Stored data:
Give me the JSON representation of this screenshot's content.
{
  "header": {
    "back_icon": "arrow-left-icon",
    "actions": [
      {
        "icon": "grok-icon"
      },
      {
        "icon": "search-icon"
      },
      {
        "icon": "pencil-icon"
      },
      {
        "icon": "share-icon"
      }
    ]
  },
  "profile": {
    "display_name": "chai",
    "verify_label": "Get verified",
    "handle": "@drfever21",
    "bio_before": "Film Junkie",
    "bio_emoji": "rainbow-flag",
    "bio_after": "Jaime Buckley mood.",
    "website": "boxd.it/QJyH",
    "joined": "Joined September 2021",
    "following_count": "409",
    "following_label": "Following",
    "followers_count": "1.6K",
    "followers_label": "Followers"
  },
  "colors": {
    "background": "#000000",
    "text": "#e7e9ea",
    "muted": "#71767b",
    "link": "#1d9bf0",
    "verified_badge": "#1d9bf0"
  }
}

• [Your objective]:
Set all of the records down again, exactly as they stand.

• [Output for this exercise]:
Give me the JSON representation of this screenshot's content.
{
  "header": {
    "back_icon": "arrow-left-icon",
    "actions": [
      {
        "icon": "grok-icon"
      },
      {
        "icon": "search-icon"
      },
      {
        "icon": "pencil-icon"
      },
      {
        "icon": "share-icon"
      }
    ]
  },
  "profile": {
    "display_name": "chai",
    "verify_label": "Get verified",
    "handle": "@drfever21",
    "bio_before": "Film Junkie",
    "bio_emoji": "rainbow-flag",
    "bio_after": "Jaime Buckley mood.",
    "website": "boxd.it/QJyH",
    "joined": "Joined September 2021",
    "following_count": "409",
    "following_label": "Following",
    "followers_count": "1.6K",
    "followers_label": "Followers"
  },
  "colors": {
    "background": "#000000",
    "text": "#e7e9ea",
    "muted": "#71767b",
    "link": "#1d9bf0",
    "verified_badge": "#1d9bf0"
  }
}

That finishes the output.